Top Three Nutrition Tips For Athletes

Sports nutritionist and MomsTeam expert Nancy Clark's top three nutrition tips for athletes: think of food as fuel; fuel by day, diet by night; and, think quality calories.


Sports Nutrition Must-Haves: Food and A Guidebook

What are sports nutrition "must-haves"? Peanut butter, low fat milk, oatmeal, nuts, and salmon, says Nancy Clark. And a copy of her Sports Nutrition Guidebook!

Eating Foods Rich in Omega 3's: Heart Healthy And May Protect Against Concussion

Eating foods rich in Omega 3's (DHA or fish oil), such as tunafish or salmon, twice a week, is good  because they heart-healthy and may protect the brain against concussion, says sports nutritionist Nancy Clark.

Complex Carbohydrates: Foundation of Athlete's Diet

Complex carbohydrates such as whole grains, pastas, oatmeal, are the foundation of any athlete's diet, says sports nutritionist Nancy Clark, because they are the fuel for exercise.

Fruits and Vegetables: Important Part of Athlete's Diet

Fruits and vegetables are "nature's vitamin pills," says sports nutritionist Nancy Clark, and should be an important part of every meal an athlete eats.

Nutritional Supplements: Not For Young Athletes, Says Sports Nutritionist Nancy Clark

Taking nutritional supplements such as creatine, says sports nutritionist Nancy Clark, puts young athletes at a disadvantage because if they start taking them early they will never know what their bodies can do without them. 

Well-Balanced Diet Can Eliminate Need for Nutritional Supplements

An athlete's nutritional needs can usually be met by eating a well-balanced diet, eliminating the need for supplements, says sports nutritionist Nancy Clark.

Athletes Should Monitor Hydration Status

Athletes should drink enough fluids that they need to urinate every 2 to 4 hours. A small volume of urine and/or a dark color are signs of dehydration, says sports nutritionist Nancy Clark.

Sports Nutrition: Think of Food as Fuel

All athletes regardless of the sport they play should think of food as fuel, says sports nutritionist Nancy Clark, fueling up before sports and refueling after, and, most of all, ensuring that they make time to eat.

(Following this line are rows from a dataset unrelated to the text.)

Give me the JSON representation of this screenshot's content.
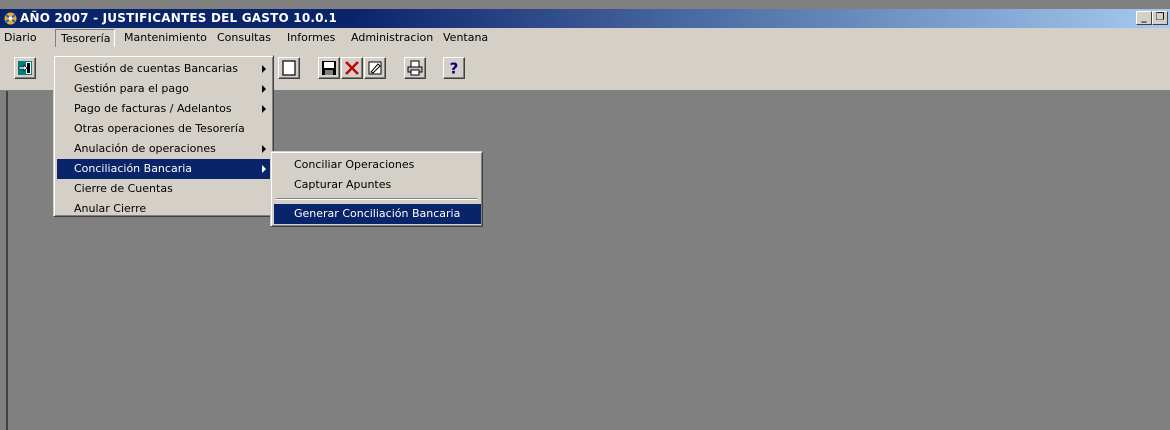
{
  "window": {
    "title": "AÑO 2007 - JUSTIFICANTES DEL GASTO 10.0.1",
    "app_icon": "app-icon",
    "buttons": {
      "minimize": "_",
      "restore": "❐"
    }
  },
  "menubar": {
    "items": [
      "Diario",
      "Tesorería",
      "Mantenimiento",
      "Consultas",
      "Informes",
      "Administracion",
      "Ventana"
    ],
    "open_item": "Tesorería"
  },
  "toolbar": {
    "buttons": [
      {
        "name": "exit-icon"
      },
      {
        "name": "new-document-icon"
      },
      {
        "name": "save-icon"
      },
      {
        "name": "delete-icon"
      },
      {
        "name": "edit-icon"
      },
      {
        "name": "print-icon"
      },
      {
        "name": "help-icon",
        "glyph": "?"
      }
    ]
  },
  "tesoreria_menu": {
    "items": [
      {
        "label": "Gestión de cuentas Bancarias",
        "submenu": true
      },
      {
        "label": "Gestión para el pago",
        "submenu": true
      },
      {
        "label": "Pago de facturas / Adelantos",
        "submenu": true
      },
      {
        "label": "Otras operaciones de Tesorería",
        "submenu": false
      },
      {
        "label": "Anulación de operaciones",
        "submenu": true
      },
      {
        "label": "Conciliación Bancaria",
        "submenu": true,
        "selected": true
      },
      {
        "label": "Cierre de Cuentas",
        "submenu": false
      },
      {
        "label": "Anular Cierre",
        "submenu": false
      }
    ]
  },
  "conciliacion_submenu": {
    "items": [
      {
        "label": "Conciliar Operaciones"
      },
      {
        "label": "Capturar Apuntes"
      },
      {
        "label": "Generar Conciliación Bancaria",
        "selected": true
      }
    ]
  },
  "colors": {
    "titlebar": "#0a246a",
    "highlight": "#0a246a",
    "face": "#d4d0c8",
    "workspace": "#808080"
  }
}
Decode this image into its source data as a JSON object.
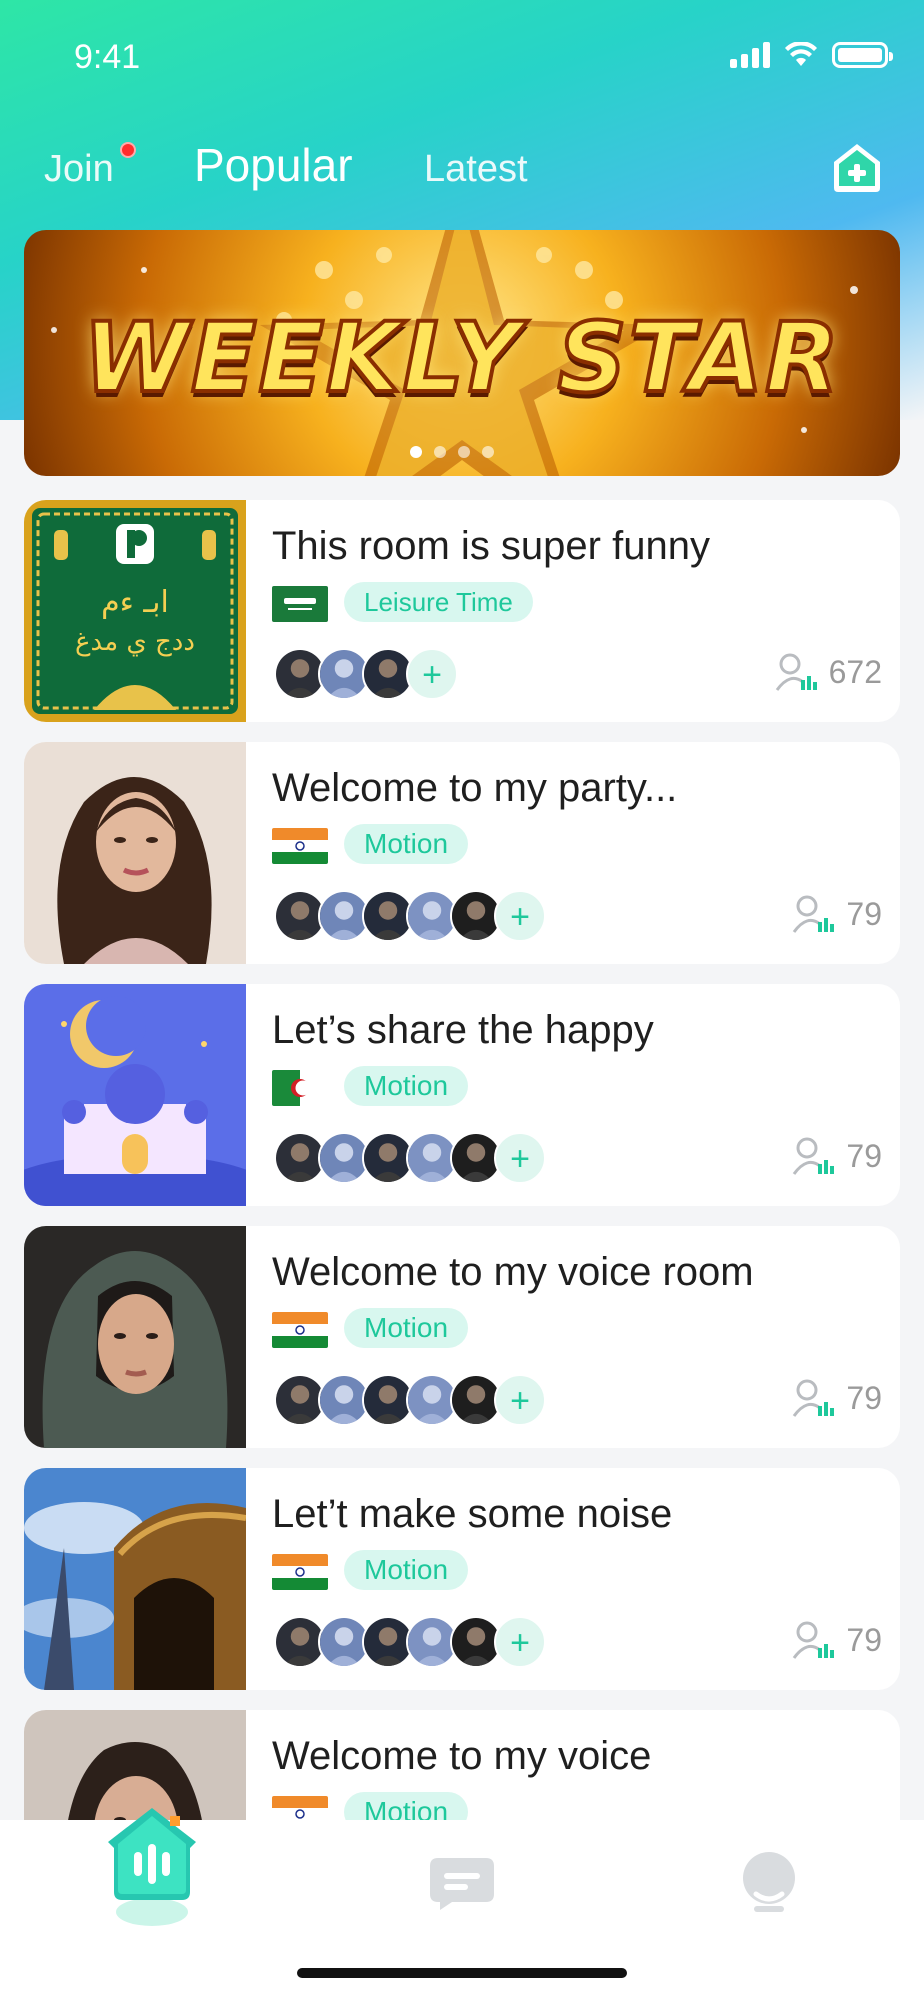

Eating On A Timeline

Athletes should space meals out on a timeline approximately every four hours, starting with a bigger breakfast, and avoid an eating "crescendo" in which they consume most of their calories at dinner, says sports nutritionist Nancy Clark.
Syndicate content